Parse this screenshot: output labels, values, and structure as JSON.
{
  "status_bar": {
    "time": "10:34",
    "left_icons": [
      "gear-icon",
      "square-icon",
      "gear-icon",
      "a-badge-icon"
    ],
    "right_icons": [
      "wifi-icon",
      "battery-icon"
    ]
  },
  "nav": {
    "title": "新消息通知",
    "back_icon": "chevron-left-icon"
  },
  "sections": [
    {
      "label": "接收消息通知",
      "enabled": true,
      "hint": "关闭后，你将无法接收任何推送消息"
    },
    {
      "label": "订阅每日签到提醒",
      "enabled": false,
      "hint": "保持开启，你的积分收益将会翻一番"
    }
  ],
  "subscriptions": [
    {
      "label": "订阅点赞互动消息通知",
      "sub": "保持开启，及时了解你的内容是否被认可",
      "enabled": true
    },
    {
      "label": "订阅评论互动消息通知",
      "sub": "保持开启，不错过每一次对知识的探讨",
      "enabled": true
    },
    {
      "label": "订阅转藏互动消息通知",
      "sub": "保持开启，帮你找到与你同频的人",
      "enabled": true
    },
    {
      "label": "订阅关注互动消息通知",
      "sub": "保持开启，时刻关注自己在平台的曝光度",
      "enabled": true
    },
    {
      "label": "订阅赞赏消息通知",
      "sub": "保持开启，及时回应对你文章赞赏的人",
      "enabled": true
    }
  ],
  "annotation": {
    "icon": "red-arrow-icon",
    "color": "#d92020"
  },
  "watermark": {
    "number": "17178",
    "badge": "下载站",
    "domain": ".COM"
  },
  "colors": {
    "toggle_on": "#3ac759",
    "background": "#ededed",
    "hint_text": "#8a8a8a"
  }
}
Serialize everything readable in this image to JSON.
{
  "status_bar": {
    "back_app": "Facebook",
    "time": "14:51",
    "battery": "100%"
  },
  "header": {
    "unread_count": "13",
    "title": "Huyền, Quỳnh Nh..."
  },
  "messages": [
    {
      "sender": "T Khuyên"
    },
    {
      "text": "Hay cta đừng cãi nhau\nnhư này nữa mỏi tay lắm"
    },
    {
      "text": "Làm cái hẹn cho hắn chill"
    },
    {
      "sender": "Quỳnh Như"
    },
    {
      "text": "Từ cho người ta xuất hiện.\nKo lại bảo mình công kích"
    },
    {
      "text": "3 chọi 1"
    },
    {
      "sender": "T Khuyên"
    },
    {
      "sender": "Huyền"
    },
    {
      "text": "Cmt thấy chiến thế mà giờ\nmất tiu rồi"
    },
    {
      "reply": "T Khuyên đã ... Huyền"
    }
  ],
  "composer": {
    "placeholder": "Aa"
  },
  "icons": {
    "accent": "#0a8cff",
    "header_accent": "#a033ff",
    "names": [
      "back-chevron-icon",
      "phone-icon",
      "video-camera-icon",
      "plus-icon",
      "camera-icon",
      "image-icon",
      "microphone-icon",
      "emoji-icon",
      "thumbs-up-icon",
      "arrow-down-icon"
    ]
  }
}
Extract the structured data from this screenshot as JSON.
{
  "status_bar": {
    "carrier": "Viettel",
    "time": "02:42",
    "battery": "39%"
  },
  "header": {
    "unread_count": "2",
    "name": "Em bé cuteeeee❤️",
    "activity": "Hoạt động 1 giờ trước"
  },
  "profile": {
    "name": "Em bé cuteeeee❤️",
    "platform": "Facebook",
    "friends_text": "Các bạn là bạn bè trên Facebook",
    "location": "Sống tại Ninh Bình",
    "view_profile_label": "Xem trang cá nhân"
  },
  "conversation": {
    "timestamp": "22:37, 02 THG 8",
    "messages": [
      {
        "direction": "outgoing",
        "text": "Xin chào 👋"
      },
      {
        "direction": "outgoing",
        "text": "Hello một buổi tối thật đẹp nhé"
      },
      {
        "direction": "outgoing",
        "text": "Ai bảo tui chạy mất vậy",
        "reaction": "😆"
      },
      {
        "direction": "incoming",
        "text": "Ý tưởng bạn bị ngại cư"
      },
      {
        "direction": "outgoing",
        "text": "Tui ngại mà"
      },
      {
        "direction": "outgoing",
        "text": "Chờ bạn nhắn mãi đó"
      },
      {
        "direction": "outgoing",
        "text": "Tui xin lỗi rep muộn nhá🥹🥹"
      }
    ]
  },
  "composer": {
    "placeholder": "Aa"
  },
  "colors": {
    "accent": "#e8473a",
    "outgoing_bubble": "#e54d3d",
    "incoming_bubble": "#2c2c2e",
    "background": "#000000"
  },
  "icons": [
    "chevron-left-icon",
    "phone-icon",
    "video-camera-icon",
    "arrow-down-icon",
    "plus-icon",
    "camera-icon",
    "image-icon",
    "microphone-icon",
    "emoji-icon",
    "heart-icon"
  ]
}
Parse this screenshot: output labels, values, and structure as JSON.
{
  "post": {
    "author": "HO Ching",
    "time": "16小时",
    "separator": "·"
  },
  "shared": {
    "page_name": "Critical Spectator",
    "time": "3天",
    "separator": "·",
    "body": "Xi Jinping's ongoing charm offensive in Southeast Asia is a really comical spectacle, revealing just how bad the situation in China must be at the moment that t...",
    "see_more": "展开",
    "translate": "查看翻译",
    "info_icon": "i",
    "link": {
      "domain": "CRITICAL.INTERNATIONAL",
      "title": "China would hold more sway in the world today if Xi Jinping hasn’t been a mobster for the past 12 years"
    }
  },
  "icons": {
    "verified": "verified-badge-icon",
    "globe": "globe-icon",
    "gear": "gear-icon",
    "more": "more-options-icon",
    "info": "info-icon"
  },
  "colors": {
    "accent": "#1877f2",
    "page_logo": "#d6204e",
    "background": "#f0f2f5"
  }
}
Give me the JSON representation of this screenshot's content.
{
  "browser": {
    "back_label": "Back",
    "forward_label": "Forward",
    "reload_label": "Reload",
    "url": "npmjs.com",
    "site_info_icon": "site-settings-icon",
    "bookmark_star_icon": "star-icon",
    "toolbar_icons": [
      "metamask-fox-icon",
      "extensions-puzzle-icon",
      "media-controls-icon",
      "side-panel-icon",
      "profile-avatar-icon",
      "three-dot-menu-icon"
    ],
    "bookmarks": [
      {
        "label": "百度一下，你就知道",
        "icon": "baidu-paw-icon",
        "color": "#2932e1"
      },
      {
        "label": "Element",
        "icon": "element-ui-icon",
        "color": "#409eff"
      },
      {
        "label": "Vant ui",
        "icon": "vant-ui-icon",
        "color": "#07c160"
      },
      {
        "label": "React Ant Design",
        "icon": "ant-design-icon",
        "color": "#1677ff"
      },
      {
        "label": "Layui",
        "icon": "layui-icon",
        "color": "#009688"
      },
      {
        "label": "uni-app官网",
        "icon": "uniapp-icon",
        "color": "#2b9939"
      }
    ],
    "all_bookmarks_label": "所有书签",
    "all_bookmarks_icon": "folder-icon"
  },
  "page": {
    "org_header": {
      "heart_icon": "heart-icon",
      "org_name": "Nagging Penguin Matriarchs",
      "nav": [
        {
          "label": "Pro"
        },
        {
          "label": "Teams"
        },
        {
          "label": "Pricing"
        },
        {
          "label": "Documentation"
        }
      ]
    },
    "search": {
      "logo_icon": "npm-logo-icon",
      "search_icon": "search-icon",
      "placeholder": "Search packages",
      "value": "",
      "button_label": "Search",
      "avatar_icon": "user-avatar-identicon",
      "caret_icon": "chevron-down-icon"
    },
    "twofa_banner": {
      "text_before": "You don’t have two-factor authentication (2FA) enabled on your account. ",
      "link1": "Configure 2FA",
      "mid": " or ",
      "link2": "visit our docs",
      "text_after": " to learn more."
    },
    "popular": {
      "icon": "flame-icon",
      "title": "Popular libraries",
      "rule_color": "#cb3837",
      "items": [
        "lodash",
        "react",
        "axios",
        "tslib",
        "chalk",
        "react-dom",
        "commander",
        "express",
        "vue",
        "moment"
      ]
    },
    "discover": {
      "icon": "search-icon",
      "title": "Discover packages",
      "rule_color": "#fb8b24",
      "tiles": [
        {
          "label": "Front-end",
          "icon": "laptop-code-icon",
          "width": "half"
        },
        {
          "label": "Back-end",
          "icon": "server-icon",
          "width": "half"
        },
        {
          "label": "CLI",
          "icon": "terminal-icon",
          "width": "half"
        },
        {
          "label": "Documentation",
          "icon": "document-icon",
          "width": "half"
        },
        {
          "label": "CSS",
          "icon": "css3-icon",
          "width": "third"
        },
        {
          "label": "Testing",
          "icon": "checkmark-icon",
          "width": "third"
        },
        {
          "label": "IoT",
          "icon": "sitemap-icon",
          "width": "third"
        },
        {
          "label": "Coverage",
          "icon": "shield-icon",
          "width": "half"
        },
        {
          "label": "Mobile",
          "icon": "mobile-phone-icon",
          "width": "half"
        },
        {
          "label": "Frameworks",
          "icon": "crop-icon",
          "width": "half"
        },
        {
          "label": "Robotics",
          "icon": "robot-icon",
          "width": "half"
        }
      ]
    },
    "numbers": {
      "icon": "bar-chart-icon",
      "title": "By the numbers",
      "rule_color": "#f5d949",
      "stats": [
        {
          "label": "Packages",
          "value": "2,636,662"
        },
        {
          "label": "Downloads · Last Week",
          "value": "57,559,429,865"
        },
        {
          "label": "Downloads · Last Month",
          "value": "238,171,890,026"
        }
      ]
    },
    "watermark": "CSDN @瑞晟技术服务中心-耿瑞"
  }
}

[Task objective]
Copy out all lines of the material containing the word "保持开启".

[Response to the task]
      "hint": "保持开启，你的积分收益将会翻一番"
      "sub": "保持开启，及时了解你的内容是否被认可",
      "sub": "保持开启，不错过每一次对知识的探讨",
      "sub": "保持开启，帮你找到与你同频的人",
      "sub": "保持开启，时刻关注自己在平台的曝光度",
      "sub": "保持开启，及时回应对你文章赞赏的人",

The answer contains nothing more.